Speaking of which, I've also updated the KateStory page, fixed broken links, summarized Book XVIII, and added some new character entries, which is exactly the kind of irritating bookkeeping that drives me to go play Nintendo instead of updating the site. Wonder if it'd be worth it to set up a DB so I don't have to manage every character's list of appearances manually. Then again, we haven't done one of these in nearly two years.

And speaking of old crap that seemed like a good idea at the time, I've renamed the "My Personal Life" category, because that was always a pretty stupid name for "What book I am reading/What game I am playing" but which I kept for a dozen years due to a combination of inertia and mild amusement that I could refer to my categories with the shorthand "Life/Stream".

I've changed it to the more boring but more accurate "Status Updates". That still doesn't seem like a very good name, so if anybody's got a better idea I'm open to suggestions.

I ever tell you why this site is called corporate-sellout.com?

I was chatting with an old friend of mine. Girl I went to high school with; we were in drama together, and I went to my junior prom with her.

By this point we were in college. I was a freshman or a sophomore, thereabouts, and she would have been a year ahead of me.

We were still in touch but pretty testy with each other -- you know that age, where you're out on your own but still kinda stressed-out and pissed-off about everything.

Plus, I was still getting over a bad breakup. With her roommate.

Anyhow, we were talking about our majors. She'd picked creative writing and I pooh-poohed it a bit.

Not because I don't believe in writing, of course. She and I are both storytellers, at heart.

But for other reasons. I thought of college as a means to an end, a financial investment for a financial reward. And, well, I was lucky enough that I really enjoyed something that also was, unlike a creative writing, a lucrative degree. (That'd be CompSci, for those who haven't been keeping score.)

She responded, rather angrily, with "Well, it sounds like I'm studying to be an artist, and you're studying to be a corporate sellout."
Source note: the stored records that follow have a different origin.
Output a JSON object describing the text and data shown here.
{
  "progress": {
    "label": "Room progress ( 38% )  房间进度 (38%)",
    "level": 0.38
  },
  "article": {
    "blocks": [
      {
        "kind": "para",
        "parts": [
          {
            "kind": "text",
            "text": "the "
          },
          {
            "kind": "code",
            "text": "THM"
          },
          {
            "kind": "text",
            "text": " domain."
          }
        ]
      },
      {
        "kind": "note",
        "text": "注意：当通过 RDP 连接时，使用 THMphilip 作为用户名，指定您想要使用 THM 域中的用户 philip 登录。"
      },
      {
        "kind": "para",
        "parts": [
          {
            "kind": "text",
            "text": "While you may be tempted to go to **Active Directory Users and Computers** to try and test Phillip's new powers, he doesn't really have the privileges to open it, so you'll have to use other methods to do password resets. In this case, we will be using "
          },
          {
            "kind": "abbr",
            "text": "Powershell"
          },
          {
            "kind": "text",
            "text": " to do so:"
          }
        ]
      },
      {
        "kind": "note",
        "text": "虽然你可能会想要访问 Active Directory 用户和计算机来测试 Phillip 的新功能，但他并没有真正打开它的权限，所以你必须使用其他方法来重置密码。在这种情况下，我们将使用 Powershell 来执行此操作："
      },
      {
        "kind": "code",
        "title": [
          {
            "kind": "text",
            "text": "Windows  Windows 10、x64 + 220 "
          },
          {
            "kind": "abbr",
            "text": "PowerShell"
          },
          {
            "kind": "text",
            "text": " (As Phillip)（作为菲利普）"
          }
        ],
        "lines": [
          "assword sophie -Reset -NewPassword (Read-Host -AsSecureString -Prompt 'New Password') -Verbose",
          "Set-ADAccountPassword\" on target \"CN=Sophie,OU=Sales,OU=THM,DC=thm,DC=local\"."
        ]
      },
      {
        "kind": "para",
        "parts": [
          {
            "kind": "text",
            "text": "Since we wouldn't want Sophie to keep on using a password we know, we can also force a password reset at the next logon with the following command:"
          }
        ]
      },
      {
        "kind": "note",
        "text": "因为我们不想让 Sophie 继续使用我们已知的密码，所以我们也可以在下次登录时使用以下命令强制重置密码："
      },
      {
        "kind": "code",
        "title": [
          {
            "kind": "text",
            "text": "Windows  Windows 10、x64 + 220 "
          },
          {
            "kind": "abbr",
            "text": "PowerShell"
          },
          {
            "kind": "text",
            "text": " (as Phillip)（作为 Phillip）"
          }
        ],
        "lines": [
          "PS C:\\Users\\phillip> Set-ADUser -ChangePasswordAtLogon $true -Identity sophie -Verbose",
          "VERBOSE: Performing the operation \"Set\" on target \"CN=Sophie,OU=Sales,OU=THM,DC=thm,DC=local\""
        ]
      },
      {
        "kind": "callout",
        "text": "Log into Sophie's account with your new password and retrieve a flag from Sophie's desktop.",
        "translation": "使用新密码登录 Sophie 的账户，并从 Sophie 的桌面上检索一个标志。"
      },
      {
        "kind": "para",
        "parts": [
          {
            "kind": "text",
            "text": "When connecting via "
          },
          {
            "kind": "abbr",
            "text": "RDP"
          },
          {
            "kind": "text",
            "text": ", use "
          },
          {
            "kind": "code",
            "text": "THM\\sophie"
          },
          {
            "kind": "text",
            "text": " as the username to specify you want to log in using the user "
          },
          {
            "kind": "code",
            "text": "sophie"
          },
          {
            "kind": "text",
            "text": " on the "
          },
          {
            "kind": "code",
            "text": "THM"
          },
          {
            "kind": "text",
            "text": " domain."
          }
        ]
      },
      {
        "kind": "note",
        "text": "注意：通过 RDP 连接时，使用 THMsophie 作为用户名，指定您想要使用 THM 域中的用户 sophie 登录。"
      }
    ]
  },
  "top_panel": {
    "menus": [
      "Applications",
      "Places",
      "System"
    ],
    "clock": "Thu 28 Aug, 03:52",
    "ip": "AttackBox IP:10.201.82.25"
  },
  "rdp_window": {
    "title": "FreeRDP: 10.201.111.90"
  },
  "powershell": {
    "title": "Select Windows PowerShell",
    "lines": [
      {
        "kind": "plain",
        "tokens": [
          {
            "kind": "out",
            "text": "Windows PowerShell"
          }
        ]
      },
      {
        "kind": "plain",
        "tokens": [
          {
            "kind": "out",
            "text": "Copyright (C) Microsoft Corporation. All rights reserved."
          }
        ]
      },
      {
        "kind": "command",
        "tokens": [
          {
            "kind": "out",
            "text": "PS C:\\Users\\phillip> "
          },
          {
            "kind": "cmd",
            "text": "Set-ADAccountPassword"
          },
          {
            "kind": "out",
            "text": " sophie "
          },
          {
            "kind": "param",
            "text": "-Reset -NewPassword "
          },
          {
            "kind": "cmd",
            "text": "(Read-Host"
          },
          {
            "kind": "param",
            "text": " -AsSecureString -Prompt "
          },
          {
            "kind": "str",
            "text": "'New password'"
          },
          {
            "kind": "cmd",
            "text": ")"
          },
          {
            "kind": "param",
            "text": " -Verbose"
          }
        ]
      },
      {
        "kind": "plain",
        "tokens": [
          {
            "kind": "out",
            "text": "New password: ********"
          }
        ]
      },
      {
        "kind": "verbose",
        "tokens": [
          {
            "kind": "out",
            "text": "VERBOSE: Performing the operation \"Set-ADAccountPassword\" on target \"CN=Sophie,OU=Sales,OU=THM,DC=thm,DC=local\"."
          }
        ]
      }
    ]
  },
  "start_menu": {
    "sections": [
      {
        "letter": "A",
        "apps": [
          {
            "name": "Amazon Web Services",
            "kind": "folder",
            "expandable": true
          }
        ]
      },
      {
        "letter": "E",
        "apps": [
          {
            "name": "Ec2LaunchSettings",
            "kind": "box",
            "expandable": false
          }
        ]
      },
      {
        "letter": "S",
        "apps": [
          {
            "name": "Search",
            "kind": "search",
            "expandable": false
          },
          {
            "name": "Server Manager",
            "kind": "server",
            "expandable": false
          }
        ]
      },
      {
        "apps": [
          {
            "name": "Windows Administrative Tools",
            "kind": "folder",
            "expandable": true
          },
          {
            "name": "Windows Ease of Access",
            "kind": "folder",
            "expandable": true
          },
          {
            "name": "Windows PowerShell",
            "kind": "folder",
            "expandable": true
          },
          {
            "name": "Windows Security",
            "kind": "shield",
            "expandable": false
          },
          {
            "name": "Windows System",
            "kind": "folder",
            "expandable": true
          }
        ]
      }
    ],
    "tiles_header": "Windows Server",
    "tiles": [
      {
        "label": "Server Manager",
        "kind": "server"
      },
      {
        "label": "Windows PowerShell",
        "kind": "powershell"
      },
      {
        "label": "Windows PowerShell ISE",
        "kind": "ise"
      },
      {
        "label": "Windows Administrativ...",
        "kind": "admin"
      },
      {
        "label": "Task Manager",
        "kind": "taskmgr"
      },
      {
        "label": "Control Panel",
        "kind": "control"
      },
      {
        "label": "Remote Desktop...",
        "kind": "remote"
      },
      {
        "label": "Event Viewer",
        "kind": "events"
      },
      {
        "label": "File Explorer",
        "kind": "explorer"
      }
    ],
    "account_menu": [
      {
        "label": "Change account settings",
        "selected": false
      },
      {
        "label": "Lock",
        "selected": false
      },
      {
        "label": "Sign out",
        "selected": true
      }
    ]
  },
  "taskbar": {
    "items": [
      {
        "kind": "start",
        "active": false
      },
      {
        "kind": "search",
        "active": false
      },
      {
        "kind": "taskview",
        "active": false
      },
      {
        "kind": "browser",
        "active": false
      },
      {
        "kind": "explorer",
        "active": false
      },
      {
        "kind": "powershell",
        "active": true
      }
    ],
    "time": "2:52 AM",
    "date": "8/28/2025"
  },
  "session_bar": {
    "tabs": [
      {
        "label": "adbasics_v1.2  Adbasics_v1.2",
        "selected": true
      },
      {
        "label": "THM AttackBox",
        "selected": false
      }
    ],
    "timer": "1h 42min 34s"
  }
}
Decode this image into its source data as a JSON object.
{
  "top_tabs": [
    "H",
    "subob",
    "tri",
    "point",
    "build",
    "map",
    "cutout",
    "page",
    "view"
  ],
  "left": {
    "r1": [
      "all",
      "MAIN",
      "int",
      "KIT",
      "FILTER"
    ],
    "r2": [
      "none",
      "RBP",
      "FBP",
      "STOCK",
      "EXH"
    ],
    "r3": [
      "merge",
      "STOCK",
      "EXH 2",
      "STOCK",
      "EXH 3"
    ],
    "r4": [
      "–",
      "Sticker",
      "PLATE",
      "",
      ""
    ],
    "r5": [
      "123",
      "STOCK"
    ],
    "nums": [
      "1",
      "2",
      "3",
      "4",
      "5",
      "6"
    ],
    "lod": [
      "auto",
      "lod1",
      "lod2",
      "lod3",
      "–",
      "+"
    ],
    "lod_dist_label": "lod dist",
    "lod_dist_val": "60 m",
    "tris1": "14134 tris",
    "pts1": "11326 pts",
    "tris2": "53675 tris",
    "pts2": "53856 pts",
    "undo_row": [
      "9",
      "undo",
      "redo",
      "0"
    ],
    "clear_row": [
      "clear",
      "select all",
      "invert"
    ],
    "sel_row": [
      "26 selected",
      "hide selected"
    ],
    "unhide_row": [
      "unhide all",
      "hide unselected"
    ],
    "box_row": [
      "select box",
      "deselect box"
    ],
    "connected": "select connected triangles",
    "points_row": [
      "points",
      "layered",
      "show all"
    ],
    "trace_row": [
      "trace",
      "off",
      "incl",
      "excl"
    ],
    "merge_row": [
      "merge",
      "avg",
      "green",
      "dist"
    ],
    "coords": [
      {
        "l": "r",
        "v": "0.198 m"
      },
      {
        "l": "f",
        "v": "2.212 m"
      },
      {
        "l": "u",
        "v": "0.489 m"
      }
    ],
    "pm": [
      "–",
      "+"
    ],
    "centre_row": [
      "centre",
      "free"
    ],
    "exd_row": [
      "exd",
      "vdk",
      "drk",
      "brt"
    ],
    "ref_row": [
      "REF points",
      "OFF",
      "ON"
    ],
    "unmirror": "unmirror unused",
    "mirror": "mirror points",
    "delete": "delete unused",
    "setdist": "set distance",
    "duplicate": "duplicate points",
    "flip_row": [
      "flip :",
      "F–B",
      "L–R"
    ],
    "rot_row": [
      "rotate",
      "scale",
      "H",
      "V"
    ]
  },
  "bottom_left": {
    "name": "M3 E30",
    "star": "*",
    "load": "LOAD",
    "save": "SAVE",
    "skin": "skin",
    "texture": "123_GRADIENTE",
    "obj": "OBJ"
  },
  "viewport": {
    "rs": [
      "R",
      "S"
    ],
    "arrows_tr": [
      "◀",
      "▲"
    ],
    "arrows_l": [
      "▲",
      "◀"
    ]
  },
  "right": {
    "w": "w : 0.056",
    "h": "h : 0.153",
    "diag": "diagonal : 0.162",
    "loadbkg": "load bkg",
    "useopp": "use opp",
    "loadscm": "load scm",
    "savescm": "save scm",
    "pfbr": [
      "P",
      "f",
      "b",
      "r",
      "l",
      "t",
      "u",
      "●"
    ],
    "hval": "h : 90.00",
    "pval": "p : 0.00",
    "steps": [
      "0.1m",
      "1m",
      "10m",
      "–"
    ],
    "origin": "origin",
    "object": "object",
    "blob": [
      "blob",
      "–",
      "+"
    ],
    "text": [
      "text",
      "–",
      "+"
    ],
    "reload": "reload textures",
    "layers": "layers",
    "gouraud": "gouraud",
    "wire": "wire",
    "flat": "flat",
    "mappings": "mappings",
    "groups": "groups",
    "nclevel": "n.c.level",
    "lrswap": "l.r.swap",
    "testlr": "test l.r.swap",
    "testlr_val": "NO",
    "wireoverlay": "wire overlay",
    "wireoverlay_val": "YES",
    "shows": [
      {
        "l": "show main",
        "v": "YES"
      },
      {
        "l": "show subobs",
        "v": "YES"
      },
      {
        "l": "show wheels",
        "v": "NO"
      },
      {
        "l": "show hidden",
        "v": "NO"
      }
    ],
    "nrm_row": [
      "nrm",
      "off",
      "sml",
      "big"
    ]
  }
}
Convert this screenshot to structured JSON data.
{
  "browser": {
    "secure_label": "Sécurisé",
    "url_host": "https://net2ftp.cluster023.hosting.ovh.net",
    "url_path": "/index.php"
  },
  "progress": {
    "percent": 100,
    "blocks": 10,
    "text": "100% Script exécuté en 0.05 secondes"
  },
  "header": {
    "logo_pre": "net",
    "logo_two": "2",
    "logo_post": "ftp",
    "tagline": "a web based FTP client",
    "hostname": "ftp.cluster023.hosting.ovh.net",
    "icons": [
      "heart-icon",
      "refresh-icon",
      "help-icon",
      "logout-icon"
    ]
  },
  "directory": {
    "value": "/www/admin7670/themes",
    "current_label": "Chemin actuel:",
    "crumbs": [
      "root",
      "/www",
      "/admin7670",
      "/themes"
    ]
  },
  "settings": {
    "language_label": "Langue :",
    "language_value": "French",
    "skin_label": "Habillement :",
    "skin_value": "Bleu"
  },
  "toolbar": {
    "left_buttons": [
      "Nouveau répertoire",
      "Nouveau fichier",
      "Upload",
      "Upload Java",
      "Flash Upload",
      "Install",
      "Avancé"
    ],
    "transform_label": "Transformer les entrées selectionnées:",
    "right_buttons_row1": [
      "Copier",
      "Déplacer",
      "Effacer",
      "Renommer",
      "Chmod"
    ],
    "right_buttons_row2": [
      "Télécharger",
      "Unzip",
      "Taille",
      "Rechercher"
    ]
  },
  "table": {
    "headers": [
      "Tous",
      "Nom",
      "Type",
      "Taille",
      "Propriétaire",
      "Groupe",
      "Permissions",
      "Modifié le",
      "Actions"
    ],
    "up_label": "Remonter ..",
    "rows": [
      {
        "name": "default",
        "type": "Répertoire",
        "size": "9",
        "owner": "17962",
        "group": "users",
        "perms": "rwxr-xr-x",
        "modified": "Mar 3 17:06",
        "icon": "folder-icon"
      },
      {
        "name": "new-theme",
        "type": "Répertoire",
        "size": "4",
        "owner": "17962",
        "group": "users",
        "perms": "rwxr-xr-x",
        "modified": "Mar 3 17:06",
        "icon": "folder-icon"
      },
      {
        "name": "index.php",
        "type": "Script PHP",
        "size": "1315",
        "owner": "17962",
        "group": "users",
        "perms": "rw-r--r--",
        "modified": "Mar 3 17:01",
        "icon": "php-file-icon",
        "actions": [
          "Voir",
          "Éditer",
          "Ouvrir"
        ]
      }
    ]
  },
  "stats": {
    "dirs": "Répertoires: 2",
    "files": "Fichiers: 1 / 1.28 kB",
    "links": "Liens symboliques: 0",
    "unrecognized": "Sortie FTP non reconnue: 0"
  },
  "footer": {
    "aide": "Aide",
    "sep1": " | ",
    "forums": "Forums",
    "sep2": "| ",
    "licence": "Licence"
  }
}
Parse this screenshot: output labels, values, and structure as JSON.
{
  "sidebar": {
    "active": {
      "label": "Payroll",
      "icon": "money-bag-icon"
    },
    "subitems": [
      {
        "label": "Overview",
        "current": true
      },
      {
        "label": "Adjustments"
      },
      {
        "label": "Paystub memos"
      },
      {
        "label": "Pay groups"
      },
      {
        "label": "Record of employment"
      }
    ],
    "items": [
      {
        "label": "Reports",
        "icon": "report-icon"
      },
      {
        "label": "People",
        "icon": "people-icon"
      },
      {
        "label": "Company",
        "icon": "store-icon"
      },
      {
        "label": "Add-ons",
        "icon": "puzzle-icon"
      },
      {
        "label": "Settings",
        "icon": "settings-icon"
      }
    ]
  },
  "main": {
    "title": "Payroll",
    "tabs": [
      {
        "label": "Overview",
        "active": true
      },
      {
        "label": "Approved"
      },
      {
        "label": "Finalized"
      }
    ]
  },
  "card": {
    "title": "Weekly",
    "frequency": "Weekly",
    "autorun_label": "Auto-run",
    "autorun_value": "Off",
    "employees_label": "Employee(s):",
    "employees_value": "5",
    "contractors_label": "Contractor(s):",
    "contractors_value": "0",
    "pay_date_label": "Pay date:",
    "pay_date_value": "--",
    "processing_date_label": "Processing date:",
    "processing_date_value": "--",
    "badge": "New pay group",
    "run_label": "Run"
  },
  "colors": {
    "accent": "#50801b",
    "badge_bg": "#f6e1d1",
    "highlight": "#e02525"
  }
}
It wasn't the worst thing she called me in that conversation (it was followed shortly by "asshole"), but it stuck with me.

Mostly because I make a terrible corporate sellout.

Up to that point in my life, I'd never even worked in private industry; all my work had either been for my family or for the government.

I've worked a few corporate jobs in the years since, but I'm still a bottom-rung IT temp. If I were going to sell out, it would have been for a lot more money than what I'm making.

Funny thing is, last I heard she was doing much the same work I am -- she's probably a bit higher up in the chain, actually, because a few years back she took an entry-level phone support job that I refused.

I can't say I regret refusing that job, because seriously, entry-level phone support sucks and I thank the all-powerful Atheismo every day that I no longer work in a phone bank, but I will say that the job I took instead because I thought it'd pay better and give me more room for advancement was...a miscalculation.

So it goes, I suppose. But I'm still a storyteller at heart.

I enjoy the hell out of writing. And I never really stopped doing it -- I just cut way back on doing it here.

I'm pretty damn prolific over on the forums, and I spend more time arguing with idiots in the ComicsAlliance comments section than I'd care to admit. I think I'm much better off trying to redirect at least some of that effort back this way.

I've probably got a pretty good backlog of standalone posts over at Brontoforumus (and maybe even Pyoko, if I feel like slogging through Wayback pages) that I could just copy-paste up here. I expect I'll do a bit of that, in addition to original posts.